Dataset rows for apps and sites
········

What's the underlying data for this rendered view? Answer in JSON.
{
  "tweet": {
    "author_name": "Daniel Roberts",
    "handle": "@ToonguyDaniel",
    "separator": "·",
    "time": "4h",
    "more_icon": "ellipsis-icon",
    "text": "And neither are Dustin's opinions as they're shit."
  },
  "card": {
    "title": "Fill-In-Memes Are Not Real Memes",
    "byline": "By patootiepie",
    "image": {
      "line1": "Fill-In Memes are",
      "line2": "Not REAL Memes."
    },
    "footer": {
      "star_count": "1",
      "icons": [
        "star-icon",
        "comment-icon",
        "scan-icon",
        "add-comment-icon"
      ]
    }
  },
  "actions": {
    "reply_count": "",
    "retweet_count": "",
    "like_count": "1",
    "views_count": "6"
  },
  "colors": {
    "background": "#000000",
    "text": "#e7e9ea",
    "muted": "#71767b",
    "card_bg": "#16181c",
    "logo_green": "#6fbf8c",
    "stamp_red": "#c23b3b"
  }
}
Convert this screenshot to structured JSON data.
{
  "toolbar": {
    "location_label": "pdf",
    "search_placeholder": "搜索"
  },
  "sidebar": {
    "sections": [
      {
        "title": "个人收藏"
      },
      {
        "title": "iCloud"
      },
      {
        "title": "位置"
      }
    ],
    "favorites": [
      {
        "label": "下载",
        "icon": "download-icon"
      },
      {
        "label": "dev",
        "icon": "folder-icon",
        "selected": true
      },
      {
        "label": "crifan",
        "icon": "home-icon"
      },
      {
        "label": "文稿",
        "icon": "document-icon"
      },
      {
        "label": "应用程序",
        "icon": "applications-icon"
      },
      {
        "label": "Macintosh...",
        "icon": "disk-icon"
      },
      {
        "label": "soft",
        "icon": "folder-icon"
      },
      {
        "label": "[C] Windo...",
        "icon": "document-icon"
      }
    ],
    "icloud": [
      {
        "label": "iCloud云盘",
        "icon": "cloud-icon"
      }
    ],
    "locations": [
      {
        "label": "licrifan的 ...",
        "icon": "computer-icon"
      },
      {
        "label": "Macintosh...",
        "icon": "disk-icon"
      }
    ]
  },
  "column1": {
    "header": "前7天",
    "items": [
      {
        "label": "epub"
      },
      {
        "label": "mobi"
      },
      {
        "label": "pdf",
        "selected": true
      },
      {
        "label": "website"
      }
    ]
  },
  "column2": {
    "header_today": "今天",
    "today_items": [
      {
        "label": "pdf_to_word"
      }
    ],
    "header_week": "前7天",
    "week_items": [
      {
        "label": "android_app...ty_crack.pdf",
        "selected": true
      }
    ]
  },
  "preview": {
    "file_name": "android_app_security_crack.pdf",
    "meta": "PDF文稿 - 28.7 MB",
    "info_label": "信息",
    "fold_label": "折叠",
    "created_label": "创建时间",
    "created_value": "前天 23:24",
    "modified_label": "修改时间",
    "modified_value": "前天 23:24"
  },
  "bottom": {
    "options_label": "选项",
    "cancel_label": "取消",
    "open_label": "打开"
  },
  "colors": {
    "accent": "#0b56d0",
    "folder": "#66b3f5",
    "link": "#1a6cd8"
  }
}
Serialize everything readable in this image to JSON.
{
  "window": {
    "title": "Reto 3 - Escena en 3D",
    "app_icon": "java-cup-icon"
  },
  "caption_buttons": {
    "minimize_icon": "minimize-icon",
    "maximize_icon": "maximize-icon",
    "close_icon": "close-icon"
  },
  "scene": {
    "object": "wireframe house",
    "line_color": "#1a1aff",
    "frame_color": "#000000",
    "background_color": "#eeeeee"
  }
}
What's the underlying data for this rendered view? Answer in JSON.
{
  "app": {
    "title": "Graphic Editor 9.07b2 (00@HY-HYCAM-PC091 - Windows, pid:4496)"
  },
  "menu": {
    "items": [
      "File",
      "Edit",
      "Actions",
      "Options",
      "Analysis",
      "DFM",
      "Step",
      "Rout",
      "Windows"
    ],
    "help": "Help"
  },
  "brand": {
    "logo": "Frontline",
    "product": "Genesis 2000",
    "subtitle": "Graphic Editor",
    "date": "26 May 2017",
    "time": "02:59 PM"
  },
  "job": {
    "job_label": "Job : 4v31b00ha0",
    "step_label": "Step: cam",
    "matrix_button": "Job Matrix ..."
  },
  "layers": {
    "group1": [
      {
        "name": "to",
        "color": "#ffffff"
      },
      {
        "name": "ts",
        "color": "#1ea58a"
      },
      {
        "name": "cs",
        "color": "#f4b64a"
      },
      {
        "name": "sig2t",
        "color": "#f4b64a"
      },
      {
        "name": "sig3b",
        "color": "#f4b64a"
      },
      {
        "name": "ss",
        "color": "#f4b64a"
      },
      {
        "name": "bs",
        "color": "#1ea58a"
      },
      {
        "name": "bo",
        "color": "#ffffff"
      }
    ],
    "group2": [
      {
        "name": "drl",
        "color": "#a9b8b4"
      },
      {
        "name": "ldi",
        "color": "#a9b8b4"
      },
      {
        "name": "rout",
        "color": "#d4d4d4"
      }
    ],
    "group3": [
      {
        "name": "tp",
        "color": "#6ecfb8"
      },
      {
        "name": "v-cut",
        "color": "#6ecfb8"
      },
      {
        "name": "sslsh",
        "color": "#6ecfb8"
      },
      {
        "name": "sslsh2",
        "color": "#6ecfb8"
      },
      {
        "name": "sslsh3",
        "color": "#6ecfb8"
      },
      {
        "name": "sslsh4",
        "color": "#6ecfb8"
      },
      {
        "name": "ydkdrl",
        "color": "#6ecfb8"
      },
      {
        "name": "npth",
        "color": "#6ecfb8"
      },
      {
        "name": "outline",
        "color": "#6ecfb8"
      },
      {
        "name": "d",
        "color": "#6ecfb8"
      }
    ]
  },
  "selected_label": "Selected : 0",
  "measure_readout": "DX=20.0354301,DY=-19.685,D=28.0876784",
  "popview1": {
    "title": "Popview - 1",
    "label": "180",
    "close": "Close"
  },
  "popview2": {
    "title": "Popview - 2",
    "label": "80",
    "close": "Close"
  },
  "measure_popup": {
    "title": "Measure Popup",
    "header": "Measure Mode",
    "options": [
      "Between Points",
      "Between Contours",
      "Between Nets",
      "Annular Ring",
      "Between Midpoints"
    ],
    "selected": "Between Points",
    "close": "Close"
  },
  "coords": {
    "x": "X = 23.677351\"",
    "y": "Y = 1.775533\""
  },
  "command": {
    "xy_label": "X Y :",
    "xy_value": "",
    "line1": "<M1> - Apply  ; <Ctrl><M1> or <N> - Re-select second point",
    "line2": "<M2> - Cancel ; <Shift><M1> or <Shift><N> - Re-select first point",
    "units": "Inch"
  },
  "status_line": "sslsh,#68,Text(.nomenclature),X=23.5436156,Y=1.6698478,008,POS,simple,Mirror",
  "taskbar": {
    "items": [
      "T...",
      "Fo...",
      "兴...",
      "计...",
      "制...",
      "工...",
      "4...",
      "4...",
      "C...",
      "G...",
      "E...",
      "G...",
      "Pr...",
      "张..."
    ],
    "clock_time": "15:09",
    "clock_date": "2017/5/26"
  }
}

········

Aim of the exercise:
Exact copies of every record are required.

Response box:
What's the underlying data for this rendered view? Answer in JSON.
{
  "tweet": {
    "author_name": "Daniel Roberts",
    "handle": "@ToonguyDaniel",
    "separator": "·",
    "time": "4h",
    "more_icon": "ellipsis-icon",
    "text": "And neither are Dustin's opinions as they're shit."
  },
  "card": {
    "title": "Fill-In-Memes Are Not Real Memes",
    "byline": "By patootiepie",
    "image": {
      "line1": "Fill-In Memes are",
      "line2": "Not REAL Memes."
    },
    "footer": {
      "star_count": "1",
      "icons": [
        "star-icon",
        "comment-icon",
        "scan-icon",
        "add-comment-icon"
      ]
    }
  },
  "actions": {
    "reply_count": "",
    "retweet_count": "",
    "like_count": "1",
    "views_count": "6"
  },
  "colors": {
    "background": "#000000",
    "text": "#e7e9ea",
    "muted": "#71767b",
    "card_bg": "#16181c",
    "logo_green": "#6fbf8c",
    "stamp_red": "#c23b3b"
  }
}
Convert this screenshot to structured JSON data.
{
  "toolbar": {
    "location_label": "pdf",
    "search_placeholder": "搜索"
  },
  "sidebar": {
    "sections": [
      {
        "title": "个人收藏"
      },
      {
        "title": "iCloud"
      },
      {
        "title": "位置"
      }
    ],
    "favorites": [
      {
        "label": "下载",
        "icon": "download-icon"
      },
      {
        "label": "dev",
        "icon": "folder-icon",
        "selected": true
      },
      {
        "label": "crifan",
        "icon": "home-icon"
      },
      {
        "label": "文稿",
        "icon": "document-icon"
      },
      {
        "label": "应用程序",
        "icon": "applications-icon"
      },
      {
        "label": "Macintosh...",
        "icon": "disk-icon"
      },
      {
        "label": "soft",
        "icon": "folder-icon"
      },
      {
        "label": "[C] Windo...",
        "icon": "document-icon"
      }
    ],
    "icloud": [
      {
        "label": "iCloud云盘",
        "icon": "cloud-icon"
      }
    ],
    "locations": [
      {
        "label": "licrifan的 ...",
        "icon": "computer-icon"
      },
      {
        "label": "Macintosh...",
        "icon": "disk-icon"
      }
    ]
  },
  "column1": {
    "header": "前7天",
    "items": [
      {
        "label": "epub"
      },
      {
        "label": "mobi"
      },
      {
        "label": "pdf",
        "selected": true
      },
      {
        "label": "website"
      }
    ]
  },
  "column2": {
    "header_today": "今天",
    "today_items": [
      {
        "label": "pdf_to_word"
      }
    ],
    "header_week": "前7天",
    "week_items": [
      {
        "label": "android_app...ty_crack.pdf",
        "selected": true
      }
    ]
  },
  "preview": {
    "file_name": "android_app_security_crack.pdf",
    "meta": "PDF文稿 - 28.7 MB",
    "info_label": "信息",
    "fold_label": "折叠",
    "created_label": "创建时间",
    "created_value": "前天 23:24",
    "modified_label": "修改时间",
    "modified_value": "前天 23:24"
  },
  "bottom": {
    "options_label": "选项",
    "cancel_label": "取消",
    "open_label": "打开"
  },
  "colors": {
    "accent": "#0b56d0",
    "folder": "#66b3f5",
    "link": "#1a6cd8"
  }
}
Serialize everything readable in this image to JSON.
{
  "window": {
    "title": "Reto 3 - Escena en 3D",
    "app_icon": "java-cup-icon"
  },
  "caption_buttons": {
    "minimize_icon": "minimize-icon",
    "maximize_icon": "maximize-icon",
    "close_icon": "close-icon"
  },
  "scene": {
    "object": "wireframe house",
    "line_color": "#1a1aff",
    "frame_color": "#000000",
    "background_color": "#eeeeee"
  }
}
What's the underlying data for this rendered view? Answer in JSON.
{
  "app": {
    "title": "Graphic Editor 9.07b2 (00@HY-HYCAM-PC091 - Windows, pid:4496)"
  },
  "menu": {
    "items": [
      "File",
      "Edit",
      "Actions",
      "Options",
      "Analysis",
      "DFM",
      "Step",
      "Rout",
      "Windows"
    ],
    "help": "Help"
  },
  "brand": {
    "logo": "Frontline",
    "product": "Genesis 2000",
    "subtitle": "Graphic Editor",
    "date": "26 May 2017",
    "time": "02:59 PM"
  },
  "job": {
    "job_label": "Job : 4v31b00ha0",
    "step_label": "Step: cam",
    "matrix_button": "Job Matrix ..."
  },
  "layers": {
    "group1": [
      {
        "name": "to",
        "color": "#ffffff"
      },
      {
        "name": "ts",
        "color": "#1ea58a"
      },
      {
        "name": "cs",
        "color": "#f4b64a"
      },
      {
        "name": "sig2t",
        "color": "#f4b64a"
      },
      {
        "name": "sig3b",
        "color": "#f4b64a"
      },
      {
        "name": "ss",
        "color": "#f4b64a"
      },
      {
        "name": "bs",
        "color": "#1ea58a"
      },
      {
        "name": "bo",
        "color": "#ffffff"
      }
    ],
    "group2": [
      {
        "name": "drl",
        "color": "#a9b8b4"
      },
      {
        "name": "ldi",
        "color": "#a9b8b4"
      },
      {
        "name": "rout",
        "color": "#d4d4d4"
      }
    ],
    "group3": [
      {
        "name": "tp",
        "color": "#6ecfb8"
      },
      {
        "name": "v-cut",
        "color": "#6ecfb8"
      },
      {
        "name": "sslsh",
        "color": "#6ecfb8"
      },
      {
        "name": "sslsh2",
        "color": "#6ecfb8"
      },
      {
        "name": "sslsh3",
        "color": "#6ecfb8"
      },
      {
        "name": "sslsh4",
        "color": "#6ecfb8"
      },
      {
        "name": "ydkdrl",
        "color": "#6ecfb8"
      },
      {
        "name": "npth",
        "color": "#6ecfb8"
      },
      {
        "name": "outline",
        "color": "#6ecfb8"
      },
      {
        "name": "d",
        "color": "#6ecfb8"
      }
    ]
  },
  "selected_label": "Selected : 0",
  "measure_readout": "DX=20.0354301,DY=-19.685,D=28.0876784",
  "popview1": {
    "title": "Popview - 1",
    "label": "180",
    "close": "Close"
  },
  "popview2": {
    "title": "Popview - 2",
    "label": "80",
    "close": "Close"
  },
  "measure_popup": {
    "title": "Measure Popup",
    "header": "Measure Mode",
    "options": [
      "Between Points",
      "Between Contours",
      "Between Nets",
      "Annular Ring",
      "Between Midpoints"
    ],
    "selected": "Between Points",
    "close": "Close"
  },
  "coords": {
    "x": "X = 23.677351\"",
    "y": "Y = 1.775533\""
  },
  "command": {
    "xy_label": "X Y :",
    "xy_value": "",
    "line1": "<M1> - Apply  ; <Ctrl><M1> or <N> - Re-select second point",
    "line2": "<M2> - Cancel ; <Shift><M1> or <Shift><N> - Re-select first point",
    "units": "Inch"
  },
  "status_line": "sslsh,#68,Text(.nomenclature),X=23.5436156,Y=1.6698478,008,POS,simple,Mirror",
  "taskbar": {
    "items": [
      "T...",
      "Fo...",
      "兴...",
      "计...",
      "制...",
      "工...",
      "4...",
      "4...",
      "C...",
      "G...",
      "E...",
      "G...",
      "Pr...",
      "张..."
    ],
    "clock_time": "15:09",
    "clock_date": "2017/5/26"
  }
}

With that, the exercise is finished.